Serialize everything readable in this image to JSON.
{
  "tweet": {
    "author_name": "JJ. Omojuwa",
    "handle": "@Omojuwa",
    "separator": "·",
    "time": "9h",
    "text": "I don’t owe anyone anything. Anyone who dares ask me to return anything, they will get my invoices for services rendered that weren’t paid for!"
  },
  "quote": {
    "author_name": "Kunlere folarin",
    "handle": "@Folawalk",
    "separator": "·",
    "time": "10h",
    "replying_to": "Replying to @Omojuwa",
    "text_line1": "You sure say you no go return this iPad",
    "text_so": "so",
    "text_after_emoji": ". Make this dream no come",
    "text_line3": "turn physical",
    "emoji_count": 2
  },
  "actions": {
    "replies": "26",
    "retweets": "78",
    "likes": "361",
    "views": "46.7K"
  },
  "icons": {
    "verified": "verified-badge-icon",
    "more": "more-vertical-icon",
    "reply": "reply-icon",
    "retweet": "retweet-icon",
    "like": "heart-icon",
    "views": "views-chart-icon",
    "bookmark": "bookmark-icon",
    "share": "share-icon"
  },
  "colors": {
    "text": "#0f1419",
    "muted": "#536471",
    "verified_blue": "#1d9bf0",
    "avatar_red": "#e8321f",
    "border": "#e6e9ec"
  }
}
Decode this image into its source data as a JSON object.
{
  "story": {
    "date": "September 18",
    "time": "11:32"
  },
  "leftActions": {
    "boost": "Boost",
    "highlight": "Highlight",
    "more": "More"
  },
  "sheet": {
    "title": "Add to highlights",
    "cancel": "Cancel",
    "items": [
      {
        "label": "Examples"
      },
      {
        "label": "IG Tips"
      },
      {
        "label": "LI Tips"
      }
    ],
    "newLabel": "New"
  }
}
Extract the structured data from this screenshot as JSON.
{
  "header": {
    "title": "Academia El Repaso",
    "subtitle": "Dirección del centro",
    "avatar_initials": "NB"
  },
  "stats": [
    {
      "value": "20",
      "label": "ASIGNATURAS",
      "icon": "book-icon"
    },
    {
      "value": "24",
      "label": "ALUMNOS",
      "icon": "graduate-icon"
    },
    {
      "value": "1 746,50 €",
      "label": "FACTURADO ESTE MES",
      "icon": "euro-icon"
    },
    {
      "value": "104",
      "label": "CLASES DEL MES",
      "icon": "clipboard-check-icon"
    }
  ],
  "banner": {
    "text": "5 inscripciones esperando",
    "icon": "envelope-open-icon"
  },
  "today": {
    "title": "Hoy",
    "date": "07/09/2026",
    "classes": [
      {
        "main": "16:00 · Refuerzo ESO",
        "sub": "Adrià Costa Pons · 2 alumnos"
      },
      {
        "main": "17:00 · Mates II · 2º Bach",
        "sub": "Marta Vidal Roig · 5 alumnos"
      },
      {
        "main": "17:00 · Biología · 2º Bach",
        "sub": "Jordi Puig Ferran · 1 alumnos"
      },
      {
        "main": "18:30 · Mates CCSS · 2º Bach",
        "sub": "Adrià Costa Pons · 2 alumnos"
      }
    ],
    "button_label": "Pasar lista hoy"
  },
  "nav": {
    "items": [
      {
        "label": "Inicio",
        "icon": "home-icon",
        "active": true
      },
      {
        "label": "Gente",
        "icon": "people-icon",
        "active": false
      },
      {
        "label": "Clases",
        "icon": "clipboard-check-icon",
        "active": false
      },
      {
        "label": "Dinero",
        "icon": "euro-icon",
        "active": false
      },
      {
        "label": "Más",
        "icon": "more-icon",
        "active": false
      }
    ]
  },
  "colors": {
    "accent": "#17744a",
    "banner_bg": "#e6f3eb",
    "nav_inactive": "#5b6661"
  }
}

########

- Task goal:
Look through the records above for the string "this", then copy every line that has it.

- Response:
Serialize everything readable in this image to JSON.
    "text_line1": "You sure say you no go return this iPad",
    "text_after_emoji": ". Make this dream no come",
Decode this image into its source data as a JSON object.
Extract the structured data from this screenshot as JSON.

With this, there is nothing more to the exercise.